- Set up equations for the volume and the cost of building the silo.
- Using the Lagrange multiplier method, find the cheapest way to buld the silo.
- Do these dimensions seem reasonable? Why?

Of course, if all situations were this simple, there would be no need for the Lagrange multiplier method, since there are other methods for solving 2 variable functions that are much nicer. However, with a greater number number of variables, the Lagrange multiplier method is much more fun.

For the next example, imagine you are working at the State Fair (since you're so desperate for money that you can't even buy a bagel anymore). You find yourself at the snowcone booth, and your boss, upon hearing that you are good at math, offers you a bonus if you can design the most efficient snowcone. You assume the snowcone will be modelled by a half-ellipsoid perched upon a cone.

Your boss only wants to use 84 square centimeters of paper per cone, and wants to have it hold the maximum amount of snow. This can be represented in 3 variables: r (the radius of the cone), h (the height of the cone), and s (the height of the half-ellipsoid). In order to keep the snow from tumbling off the cone, s cannot be greater than 1.5*r. We have provided hints for the equations if you need them.

- Use the Lagrange multiplier method to find the most efficient method. Be sure to check all boundaries.
- Is this a reasonable design?
- If it is, explain why; if it isn't, give parameters that might make it seem reasonable.
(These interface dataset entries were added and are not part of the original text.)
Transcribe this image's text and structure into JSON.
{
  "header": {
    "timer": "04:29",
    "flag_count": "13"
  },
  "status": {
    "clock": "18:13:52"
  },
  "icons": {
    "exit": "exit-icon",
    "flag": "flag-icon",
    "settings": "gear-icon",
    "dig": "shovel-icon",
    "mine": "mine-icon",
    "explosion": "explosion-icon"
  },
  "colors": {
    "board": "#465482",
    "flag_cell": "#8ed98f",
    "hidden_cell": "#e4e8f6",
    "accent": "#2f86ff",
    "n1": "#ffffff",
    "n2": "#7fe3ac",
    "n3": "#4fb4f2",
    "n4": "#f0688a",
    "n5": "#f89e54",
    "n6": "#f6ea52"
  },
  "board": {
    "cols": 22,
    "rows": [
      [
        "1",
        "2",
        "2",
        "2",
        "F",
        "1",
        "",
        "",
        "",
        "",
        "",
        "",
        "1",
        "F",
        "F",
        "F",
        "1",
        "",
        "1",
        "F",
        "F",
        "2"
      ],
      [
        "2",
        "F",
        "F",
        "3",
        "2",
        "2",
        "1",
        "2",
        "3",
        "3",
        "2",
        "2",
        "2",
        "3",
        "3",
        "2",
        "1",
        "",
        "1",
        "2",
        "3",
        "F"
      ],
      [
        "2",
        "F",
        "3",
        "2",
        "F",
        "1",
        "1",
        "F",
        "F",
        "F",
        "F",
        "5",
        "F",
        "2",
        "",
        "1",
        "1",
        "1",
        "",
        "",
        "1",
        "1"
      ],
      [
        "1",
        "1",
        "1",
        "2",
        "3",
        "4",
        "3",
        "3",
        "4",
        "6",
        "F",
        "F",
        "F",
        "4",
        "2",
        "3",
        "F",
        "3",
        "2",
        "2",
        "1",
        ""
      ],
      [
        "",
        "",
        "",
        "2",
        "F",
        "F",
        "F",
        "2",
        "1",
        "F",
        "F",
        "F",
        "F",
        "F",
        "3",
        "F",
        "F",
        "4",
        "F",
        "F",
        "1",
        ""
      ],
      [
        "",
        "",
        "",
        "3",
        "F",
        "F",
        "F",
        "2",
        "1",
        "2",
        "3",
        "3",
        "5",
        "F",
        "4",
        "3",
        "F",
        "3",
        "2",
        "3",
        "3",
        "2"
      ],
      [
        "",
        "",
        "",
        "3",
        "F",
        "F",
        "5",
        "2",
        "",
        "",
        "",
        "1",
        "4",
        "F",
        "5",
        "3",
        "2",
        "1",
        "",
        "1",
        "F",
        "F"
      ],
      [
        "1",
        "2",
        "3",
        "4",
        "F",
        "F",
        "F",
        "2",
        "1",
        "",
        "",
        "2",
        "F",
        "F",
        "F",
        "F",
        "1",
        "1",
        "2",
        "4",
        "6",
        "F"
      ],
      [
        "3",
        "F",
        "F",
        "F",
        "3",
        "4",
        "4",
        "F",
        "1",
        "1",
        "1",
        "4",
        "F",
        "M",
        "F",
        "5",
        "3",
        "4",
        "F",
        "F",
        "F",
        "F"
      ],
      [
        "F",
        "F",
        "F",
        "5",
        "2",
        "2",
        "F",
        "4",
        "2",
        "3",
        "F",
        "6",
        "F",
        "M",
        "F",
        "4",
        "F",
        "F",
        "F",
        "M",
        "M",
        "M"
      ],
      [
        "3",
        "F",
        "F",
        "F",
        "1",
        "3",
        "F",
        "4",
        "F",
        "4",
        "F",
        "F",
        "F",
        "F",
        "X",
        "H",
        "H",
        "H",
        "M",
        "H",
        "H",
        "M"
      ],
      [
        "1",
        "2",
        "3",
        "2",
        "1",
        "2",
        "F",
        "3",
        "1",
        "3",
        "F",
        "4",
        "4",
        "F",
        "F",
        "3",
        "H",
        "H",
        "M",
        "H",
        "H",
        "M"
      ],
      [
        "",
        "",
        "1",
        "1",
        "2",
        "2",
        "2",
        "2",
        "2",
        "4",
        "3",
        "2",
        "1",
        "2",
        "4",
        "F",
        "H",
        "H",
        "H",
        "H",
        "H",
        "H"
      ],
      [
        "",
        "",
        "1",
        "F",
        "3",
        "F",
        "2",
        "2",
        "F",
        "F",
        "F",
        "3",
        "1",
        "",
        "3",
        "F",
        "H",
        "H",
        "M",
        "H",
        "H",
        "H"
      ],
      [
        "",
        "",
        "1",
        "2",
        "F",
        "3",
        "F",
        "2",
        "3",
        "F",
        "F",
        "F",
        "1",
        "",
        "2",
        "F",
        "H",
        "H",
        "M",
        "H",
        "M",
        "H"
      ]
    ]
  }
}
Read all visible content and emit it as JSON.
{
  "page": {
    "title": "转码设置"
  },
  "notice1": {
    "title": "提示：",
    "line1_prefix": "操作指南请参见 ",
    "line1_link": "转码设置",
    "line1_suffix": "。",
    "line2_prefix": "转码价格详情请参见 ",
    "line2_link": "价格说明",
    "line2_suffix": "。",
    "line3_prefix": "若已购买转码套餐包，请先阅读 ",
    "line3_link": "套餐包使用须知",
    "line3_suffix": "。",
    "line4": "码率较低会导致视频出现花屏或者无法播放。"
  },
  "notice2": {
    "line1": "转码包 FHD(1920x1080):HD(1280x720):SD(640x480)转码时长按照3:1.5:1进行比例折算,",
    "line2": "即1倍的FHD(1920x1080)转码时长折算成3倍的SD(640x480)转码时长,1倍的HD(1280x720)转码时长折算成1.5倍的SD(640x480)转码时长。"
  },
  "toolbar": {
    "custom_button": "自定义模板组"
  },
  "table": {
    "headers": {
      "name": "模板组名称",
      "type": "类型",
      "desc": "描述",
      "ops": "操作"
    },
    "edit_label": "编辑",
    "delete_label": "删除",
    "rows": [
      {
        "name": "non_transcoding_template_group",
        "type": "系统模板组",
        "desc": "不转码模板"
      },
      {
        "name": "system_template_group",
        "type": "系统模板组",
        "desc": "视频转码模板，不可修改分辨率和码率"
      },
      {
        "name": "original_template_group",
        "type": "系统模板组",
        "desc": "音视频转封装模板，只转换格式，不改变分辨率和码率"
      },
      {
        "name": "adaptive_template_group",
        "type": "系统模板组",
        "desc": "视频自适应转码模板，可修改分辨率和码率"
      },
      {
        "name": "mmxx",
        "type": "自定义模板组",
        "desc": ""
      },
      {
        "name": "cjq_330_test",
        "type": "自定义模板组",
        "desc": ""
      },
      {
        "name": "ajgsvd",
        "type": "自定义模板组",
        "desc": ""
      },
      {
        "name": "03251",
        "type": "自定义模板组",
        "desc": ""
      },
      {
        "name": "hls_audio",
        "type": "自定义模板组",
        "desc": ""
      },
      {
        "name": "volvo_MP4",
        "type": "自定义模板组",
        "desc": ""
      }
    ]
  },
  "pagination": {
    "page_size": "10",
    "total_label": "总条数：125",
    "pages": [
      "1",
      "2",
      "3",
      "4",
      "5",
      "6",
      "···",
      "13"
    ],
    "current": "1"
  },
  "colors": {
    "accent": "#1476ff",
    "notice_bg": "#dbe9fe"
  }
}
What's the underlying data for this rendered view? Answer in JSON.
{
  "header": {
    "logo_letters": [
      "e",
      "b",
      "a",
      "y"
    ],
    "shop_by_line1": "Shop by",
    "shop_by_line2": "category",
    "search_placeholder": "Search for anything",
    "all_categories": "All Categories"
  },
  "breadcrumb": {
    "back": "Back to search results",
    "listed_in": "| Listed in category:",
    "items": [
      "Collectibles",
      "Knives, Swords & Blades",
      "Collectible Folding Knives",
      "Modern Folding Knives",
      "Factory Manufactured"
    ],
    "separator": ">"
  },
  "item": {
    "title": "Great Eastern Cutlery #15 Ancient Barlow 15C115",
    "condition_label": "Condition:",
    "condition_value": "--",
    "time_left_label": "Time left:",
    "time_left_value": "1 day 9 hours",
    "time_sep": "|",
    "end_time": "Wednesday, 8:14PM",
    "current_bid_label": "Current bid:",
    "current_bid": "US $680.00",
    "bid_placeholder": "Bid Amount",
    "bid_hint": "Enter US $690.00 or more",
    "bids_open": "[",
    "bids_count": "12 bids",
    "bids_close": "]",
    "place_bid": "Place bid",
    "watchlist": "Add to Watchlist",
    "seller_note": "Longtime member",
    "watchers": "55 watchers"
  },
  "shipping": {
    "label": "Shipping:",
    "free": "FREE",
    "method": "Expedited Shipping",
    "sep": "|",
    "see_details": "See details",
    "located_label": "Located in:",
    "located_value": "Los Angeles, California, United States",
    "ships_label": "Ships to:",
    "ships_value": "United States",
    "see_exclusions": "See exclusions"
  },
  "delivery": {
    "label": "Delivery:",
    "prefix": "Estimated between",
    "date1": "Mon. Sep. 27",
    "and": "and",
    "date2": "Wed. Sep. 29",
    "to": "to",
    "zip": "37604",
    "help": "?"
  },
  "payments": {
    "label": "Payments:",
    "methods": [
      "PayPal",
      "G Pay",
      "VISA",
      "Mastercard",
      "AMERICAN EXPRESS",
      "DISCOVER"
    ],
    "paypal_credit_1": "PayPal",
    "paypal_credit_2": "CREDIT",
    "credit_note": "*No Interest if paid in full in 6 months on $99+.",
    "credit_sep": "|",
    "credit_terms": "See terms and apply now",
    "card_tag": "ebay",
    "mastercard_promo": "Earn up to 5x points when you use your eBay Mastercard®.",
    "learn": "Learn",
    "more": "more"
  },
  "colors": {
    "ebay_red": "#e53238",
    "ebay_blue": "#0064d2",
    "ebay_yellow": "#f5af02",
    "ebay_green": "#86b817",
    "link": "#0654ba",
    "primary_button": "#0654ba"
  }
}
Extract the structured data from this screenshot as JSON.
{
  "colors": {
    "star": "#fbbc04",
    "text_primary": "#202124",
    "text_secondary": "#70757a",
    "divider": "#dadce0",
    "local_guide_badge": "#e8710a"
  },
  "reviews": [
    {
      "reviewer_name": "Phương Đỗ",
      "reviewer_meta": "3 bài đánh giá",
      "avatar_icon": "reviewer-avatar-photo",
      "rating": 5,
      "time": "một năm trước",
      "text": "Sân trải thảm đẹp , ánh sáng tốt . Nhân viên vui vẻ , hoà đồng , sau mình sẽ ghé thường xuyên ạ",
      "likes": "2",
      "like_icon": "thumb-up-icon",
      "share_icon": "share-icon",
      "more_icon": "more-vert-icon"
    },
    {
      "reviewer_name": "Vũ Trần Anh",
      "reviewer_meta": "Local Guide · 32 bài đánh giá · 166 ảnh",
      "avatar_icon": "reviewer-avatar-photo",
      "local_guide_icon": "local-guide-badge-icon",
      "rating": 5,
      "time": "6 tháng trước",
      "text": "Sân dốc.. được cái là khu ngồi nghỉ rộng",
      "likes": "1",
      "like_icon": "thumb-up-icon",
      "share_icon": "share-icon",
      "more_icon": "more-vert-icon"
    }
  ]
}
Previous: What Lagrange Multipliers are, and what they are good for.